I firmly agree with her. Seeing animals in cages or being made to perform tricks breaks my heart (see my blog on the monkeys I saw in Marrakech). And I know from my own experience that seeing a lion in a cage in the zoo cannot compare to seeing it run free on the plains of Africa.
But having a ‘real’ wildlife experience is becoming increasingly costly and difficult (not least because species like tigers are disappearing altogether). Permits for gorilla tours in Rwanda and Uganda are prohibitively expensive – and rightly so. But this risks making this kind of wildlife experience the preserve of the wealthy – the vast majority of us may never such animals in their natural environment.
Virginia says, if we don’t have the money or ability to see them in the wild, we ought to be content with watching wildlife documentaries.
Now, I love my wildlife documentaries. I attribute my love of the natural world to several formative years in the company of Wildlife on One.
But over the last 10 years, I’ve been lucky enough to have amazing animal experiences in the flesh. I’ve had a lion walk within two metres of my jeep on safari in Africa; I’ve been within spitting distance of a school of killer whales in the Norwegian fjords; I’ve swam with wild dolphins (of their own accord) on the Great Barrier Reef; and I’ve spotted lemurs in the unexplored forests of Madagascar.
But if things had happened differently and if, impassioned by years of David Attenborough, I had not then had the opportunity to witness wildlife in its natural environment, would having chance to see a lion face-to-face in a respected safari park be a tempting compromise?
If I had to choose between only experiencing wildlife on the telly, or going to see dolphins in a well-managed aquarium, what would I choose? I hope I’d settle for the TV coverage but who can say?
It seems those of us who campaign against animals in captivity tend to be those very people who’ve had best opportunity to experience the real thing. Of course, the real issue at hand is education – I’ve learnt enough about animals in captivity to know it’s wrong.
But I feel like it’s a little easier for me to say from my very well-travelled side of the fence…..
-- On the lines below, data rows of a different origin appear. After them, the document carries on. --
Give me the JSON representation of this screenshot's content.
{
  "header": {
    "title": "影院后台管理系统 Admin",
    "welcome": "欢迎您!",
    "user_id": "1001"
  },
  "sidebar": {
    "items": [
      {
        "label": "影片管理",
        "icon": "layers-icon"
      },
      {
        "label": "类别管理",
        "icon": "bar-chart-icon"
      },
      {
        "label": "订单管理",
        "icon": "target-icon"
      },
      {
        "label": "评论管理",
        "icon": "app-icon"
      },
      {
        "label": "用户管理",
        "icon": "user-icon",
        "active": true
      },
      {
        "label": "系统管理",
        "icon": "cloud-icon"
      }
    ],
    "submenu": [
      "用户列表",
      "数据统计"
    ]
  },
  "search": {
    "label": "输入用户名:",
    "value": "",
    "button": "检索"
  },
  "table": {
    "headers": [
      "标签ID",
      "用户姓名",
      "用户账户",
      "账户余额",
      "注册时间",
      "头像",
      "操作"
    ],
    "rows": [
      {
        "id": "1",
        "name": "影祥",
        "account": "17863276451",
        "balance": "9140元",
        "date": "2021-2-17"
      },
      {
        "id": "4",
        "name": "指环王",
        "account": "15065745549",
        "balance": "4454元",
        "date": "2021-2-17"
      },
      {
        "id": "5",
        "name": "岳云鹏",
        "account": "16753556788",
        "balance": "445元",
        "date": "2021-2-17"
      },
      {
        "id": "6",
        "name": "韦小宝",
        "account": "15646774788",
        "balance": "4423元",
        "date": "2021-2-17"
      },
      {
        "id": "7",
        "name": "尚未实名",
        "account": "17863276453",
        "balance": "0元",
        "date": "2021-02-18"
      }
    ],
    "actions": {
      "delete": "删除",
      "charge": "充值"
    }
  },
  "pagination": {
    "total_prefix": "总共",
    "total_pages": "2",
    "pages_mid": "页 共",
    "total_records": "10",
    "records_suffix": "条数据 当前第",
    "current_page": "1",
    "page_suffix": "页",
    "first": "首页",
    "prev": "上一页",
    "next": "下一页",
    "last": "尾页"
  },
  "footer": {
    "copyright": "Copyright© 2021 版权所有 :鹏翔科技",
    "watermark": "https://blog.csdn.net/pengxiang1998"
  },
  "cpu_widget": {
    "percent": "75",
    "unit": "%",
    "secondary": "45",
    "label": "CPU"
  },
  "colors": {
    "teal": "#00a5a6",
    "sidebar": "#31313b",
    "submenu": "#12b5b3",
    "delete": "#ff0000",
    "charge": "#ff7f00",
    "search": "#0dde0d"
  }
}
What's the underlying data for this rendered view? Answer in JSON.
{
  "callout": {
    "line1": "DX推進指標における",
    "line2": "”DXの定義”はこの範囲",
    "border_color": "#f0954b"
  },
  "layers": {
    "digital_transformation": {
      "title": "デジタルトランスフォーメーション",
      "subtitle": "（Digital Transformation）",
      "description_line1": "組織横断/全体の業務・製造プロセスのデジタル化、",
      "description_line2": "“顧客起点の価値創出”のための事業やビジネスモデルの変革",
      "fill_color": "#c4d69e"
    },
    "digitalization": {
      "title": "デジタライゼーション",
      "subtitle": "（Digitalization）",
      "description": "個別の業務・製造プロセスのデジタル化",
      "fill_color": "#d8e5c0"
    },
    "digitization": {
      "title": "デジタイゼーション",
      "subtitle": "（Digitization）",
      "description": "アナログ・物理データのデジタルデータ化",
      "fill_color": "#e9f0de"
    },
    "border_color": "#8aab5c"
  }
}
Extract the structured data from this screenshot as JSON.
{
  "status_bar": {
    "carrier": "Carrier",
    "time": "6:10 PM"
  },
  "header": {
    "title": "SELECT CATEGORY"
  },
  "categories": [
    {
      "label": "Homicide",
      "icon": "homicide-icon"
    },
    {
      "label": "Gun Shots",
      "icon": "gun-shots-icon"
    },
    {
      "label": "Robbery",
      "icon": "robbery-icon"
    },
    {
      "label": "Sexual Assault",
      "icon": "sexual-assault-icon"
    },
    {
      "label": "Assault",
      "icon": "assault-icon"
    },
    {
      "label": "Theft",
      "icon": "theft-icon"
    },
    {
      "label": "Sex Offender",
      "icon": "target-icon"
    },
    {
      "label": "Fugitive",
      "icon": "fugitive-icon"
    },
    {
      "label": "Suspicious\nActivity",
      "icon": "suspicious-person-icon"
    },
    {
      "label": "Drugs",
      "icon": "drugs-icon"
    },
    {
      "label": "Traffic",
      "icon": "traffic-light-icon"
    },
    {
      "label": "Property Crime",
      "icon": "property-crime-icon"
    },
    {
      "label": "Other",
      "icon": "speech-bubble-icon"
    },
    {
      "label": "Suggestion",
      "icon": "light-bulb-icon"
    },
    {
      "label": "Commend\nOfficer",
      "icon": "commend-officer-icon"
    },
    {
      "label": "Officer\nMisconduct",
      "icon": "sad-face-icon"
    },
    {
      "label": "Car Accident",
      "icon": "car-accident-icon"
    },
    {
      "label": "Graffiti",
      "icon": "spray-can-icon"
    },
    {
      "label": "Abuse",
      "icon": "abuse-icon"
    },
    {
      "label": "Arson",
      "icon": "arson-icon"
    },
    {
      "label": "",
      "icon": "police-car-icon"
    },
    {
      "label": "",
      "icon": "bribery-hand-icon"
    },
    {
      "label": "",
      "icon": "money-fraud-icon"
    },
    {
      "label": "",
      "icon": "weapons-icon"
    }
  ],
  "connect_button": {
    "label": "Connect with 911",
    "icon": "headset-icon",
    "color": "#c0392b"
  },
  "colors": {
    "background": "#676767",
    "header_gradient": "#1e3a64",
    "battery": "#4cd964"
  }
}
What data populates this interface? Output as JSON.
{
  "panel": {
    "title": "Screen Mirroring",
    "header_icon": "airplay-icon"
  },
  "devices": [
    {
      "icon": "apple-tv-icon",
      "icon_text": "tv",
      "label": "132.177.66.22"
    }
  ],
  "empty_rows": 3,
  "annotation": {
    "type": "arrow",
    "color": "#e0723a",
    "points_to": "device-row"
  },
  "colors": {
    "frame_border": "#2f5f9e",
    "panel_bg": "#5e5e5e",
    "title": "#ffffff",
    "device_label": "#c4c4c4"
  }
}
The Born Free Foundation is currently campaigning against the resurgence of the ivory trade in Africa – sign its Bloody Ivory petition here